High-performance bus bar shunt resistors are helping electric vehicle (EV) designers meet the challenges of the market in new ways. This article reviews the basics of shunt-resistor technology and outlines several recent improvements, including a new metal-injection-molding process and a new form factor. These innovations are leading to breakthroughs in minimizing power loss, reducing physical footprints and managing thermal and conductivity properties.

Overview of shunt resistor technology
A battery in an EV must supply 100 kW of power or greater in response to driver demand. A typical EV battery system consists of hundreds of lithium-Ion battery cells connected in series to generate a voltage of 350 V or more. The voltage, current and temperature of the battery system must be carefully monitored to control charging and discharging, to balance the charge between cells, to keep the cells within their safe operating area (SOA), and to calculate key battery parameters such as state of charge (SOC) and state of health (SOH).

The current sensor must be able to accurately measure currents from milliamps to hundreds of amps over automotive operating temperatures of -40° C to 125° C and an operating life of up to 20 years. A shunt-based current sensing design determines the current (I) by measuring the voltage (V) generated as I flows through a shunt resistor (R) placed in the battery line, as expressed by Ohm’s law:

Figure 1 shows a typical EV arrangement where the shunt is placed in the battery return path. The shunt resistor is typically part of a module that also includes a battery management integrated circuit to measure the voltage across the shunt and communicates with the vehicle network over the industry-standard CAN bus. Note that the current flow can be positive or negative.

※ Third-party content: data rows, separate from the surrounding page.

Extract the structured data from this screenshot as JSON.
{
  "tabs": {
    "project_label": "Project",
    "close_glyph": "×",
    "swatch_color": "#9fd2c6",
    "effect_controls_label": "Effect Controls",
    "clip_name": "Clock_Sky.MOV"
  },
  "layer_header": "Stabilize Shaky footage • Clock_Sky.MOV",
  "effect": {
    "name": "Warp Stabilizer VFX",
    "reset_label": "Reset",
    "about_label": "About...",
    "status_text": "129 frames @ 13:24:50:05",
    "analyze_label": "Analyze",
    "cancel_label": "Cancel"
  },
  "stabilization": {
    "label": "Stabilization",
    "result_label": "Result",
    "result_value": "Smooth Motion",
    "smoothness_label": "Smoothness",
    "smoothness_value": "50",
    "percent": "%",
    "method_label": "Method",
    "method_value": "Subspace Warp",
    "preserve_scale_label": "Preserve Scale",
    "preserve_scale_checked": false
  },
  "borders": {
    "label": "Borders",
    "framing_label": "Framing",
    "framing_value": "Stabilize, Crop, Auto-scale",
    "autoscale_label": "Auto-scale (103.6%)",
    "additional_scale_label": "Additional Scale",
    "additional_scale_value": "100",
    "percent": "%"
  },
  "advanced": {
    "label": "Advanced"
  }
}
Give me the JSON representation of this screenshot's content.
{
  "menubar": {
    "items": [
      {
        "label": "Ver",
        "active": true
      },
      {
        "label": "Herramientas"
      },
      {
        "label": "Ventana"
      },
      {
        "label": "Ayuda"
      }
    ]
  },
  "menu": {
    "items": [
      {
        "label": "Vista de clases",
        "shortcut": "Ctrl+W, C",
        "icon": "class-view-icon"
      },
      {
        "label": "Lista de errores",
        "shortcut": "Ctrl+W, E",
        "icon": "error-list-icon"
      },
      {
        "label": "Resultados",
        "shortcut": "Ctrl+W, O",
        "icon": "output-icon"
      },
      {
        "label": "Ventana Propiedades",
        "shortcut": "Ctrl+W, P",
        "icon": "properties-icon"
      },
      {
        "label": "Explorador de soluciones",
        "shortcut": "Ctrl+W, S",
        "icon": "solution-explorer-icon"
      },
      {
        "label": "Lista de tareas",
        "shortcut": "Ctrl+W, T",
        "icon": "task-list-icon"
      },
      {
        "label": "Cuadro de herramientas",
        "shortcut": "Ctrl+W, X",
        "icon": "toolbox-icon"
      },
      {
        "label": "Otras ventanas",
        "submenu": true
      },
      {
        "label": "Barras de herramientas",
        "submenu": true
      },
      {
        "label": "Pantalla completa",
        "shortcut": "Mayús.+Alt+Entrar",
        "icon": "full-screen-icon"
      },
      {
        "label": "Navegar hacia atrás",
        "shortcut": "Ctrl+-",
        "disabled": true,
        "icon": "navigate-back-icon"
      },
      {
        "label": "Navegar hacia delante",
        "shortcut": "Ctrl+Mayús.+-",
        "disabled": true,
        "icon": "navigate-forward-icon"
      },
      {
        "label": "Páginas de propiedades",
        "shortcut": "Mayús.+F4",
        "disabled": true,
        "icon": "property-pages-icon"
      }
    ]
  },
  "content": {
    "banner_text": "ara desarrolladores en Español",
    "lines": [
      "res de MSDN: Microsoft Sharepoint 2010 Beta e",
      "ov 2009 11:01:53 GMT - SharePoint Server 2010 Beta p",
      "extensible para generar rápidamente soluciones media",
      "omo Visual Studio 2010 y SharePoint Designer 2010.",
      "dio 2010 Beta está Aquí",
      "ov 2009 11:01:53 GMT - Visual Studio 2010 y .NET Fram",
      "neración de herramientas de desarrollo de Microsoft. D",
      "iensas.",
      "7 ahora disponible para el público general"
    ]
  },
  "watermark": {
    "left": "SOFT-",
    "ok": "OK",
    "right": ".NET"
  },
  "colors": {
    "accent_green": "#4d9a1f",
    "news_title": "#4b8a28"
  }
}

Design challenges with existing shunt technology
A practical implementation of a shunt-resistor measurement system poses several challenges for the designer.

The resistance of an “ideal” shunt resistor does not change with time, current or operating temperature; this is not true for a real-world device. For example, any resistor dissipates power according to the equation P = I2R. As I increases, so too does the temperature. In a real component, a change in temperature causes a change in the value of R, characterized in a resistor data sheet as the temperature coefficient of resistance (TCR). Additionally, component aging causes the resistance to change over time, and a real-world device also exhibits parasitic inductance and capacitance. At low currents, error may occur due to thermal electromotive force (EMF) — a voltage in the microvolt (μV) range caused by temperature variations across the shunt resistor.

Isabellenhütte has developed a range of specialized alloys such as Manganin, Isaohm and Zeranin for current measurement applications. Shunt resistors made from these alloys combine low resistances with extremely low inductance, TCR and thermal EMF, and excellent long-term stability.

As shown in Figure 2, the shunt resistor is then combined with two copper (Cu) terminals using Isabellenhütte’s proprietary ISA-WELD® electron-beam welding process. This approach integrates the alloy into a bus bar with a combination of Cu-Manganin®-Cu, or the Manganin can be substituted for another resistive alloy.

Read more: Leveraging high-performance shunts in high-voltage battery applications for next-gen electric vehicles